4. What is your favorite arena you have played at?
Facility wise, I would honestly say our home arena the Whittemore Centre. That was one of the main things that drew me towards UNH in the first place and I am so thankful to have such an amazing arena to practice and play in! However, in terms of atmosphere, I would have to say University of Minnesota. We just traveled there this year and we had over 1500 fans. They were into the game and cheering and it was so motivating and cool to see how many people came out to support both teams.
5. How do you juggle being an athlete and a student?
For me I really need to stay organized. I use my phone and/or a mini calendar book to write down due dates, meetings, appointments, game times, etc. So that way I have everything in front of me and can stay on top of whatever I have coming up. I also think it is super important to take time for yourself. Sundays are usually our day off so I always try to use that as a reset day as the week can be very overwhelming. I try to do laundry, get groceries, clean up around the house, and do any other chores that I might not have had time for during the week. This helps me to stay organized and limit stress and feeling overwhelmed.
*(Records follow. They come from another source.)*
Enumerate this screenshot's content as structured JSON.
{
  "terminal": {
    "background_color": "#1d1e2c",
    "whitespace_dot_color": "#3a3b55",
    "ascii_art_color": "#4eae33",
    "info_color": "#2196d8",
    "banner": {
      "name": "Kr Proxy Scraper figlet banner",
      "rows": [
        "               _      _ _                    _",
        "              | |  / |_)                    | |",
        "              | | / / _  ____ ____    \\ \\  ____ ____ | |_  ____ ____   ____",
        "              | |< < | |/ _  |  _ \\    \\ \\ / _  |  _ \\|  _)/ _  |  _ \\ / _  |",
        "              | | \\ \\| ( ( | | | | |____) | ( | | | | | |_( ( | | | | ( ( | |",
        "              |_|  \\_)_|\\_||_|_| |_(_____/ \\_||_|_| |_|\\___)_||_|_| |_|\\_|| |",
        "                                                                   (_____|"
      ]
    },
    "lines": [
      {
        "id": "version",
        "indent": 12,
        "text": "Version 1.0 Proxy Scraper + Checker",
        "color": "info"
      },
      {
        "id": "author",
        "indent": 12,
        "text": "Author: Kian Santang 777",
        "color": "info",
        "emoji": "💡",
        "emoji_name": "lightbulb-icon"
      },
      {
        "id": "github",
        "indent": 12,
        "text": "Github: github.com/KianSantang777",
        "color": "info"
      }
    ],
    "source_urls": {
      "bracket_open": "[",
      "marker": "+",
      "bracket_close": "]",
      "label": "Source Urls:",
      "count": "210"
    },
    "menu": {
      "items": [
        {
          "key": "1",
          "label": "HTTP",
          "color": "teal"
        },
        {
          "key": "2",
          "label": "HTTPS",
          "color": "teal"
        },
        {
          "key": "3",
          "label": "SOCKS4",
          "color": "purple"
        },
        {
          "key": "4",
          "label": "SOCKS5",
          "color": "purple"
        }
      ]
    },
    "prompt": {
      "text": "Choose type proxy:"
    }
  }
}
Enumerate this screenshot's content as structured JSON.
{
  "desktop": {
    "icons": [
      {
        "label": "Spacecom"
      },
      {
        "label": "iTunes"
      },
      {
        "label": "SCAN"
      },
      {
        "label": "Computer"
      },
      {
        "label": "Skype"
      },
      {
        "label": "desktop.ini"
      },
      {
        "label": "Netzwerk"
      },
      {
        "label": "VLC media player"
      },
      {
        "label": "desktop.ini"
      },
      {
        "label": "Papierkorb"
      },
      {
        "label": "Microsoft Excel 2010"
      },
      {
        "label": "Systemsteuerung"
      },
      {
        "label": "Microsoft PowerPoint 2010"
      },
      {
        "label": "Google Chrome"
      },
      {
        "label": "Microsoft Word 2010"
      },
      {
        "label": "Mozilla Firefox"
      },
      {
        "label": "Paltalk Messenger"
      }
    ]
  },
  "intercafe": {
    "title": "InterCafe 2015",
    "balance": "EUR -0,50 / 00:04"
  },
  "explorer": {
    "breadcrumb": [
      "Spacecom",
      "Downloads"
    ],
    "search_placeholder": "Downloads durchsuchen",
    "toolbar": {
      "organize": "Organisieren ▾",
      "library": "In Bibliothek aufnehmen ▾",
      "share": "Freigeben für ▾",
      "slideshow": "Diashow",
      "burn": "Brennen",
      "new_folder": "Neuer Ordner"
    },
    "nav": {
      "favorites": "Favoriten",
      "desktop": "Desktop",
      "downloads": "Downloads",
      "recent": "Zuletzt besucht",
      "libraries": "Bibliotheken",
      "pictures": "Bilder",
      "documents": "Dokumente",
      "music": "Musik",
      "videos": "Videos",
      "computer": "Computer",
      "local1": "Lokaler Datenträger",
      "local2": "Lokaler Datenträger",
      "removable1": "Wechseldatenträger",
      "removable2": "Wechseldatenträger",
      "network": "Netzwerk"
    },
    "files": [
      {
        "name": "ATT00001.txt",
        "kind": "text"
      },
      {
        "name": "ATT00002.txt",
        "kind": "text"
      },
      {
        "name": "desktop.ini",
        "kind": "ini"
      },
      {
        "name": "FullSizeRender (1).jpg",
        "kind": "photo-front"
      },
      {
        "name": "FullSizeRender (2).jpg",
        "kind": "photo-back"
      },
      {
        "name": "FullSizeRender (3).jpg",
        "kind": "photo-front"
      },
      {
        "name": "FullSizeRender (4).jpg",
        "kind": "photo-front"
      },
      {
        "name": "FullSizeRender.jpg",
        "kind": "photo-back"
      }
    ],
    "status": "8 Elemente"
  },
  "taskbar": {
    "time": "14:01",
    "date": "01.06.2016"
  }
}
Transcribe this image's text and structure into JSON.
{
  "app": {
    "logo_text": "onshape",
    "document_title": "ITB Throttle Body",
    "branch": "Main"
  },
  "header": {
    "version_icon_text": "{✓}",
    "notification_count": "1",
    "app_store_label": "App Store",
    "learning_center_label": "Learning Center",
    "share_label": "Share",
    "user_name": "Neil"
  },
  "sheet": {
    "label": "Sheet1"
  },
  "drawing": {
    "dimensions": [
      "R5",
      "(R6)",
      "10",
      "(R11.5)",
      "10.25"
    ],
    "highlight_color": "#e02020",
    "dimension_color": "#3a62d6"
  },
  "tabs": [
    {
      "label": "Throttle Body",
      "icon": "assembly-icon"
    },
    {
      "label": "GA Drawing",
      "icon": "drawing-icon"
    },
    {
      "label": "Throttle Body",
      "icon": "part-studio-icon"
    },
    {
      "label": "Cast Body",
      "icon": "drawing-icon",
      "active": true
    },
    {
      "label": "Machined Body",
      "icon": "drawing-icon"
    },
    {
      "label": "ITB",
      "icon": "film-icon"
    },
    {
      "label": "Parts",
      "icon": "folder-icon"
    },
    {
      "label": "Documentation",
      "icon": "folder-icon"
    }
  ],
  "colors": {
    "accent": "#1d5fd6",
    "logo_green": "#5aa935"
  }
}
6. What is your favorite hockey lingo to you?
I don’t have a specific saying or line that is my favorite, I just think it’s awesome that hockey players have almost like a ‘slang’ that only other hockey players understand.
7. As a former defense-man myself, scoring goals do not come often, what was it like when you scored your 1st goal in your sophomore season vs St. Lawrence?
It was incredible. My dad and grandparents were there to see it as well which was huge for me. I think that scoring your first goal is always a milestone everyone tries to hit as soon as they get to college, so finally getting there and scoring that first goal was so exciting, but also a relief in a way.
8. What are your life goals after New Hampshire?
My goal for after UNH as of right now is to hopefully continue my hockey career. I would love to play in the PHF somewhere close to home such as Toronto or Buffalo, but I am open to any team. I would like to keep playing for as long as I can and once that chapter closes, my next goal is to either coach a prep school or an NCAA hockey team or a become a PE teacher at a middle/high school back home.
Career Stats as of February 7th, 2023
Penalty minutes: 40
Game winning goals: 2
Keep update via her USCHO.com Profile: Here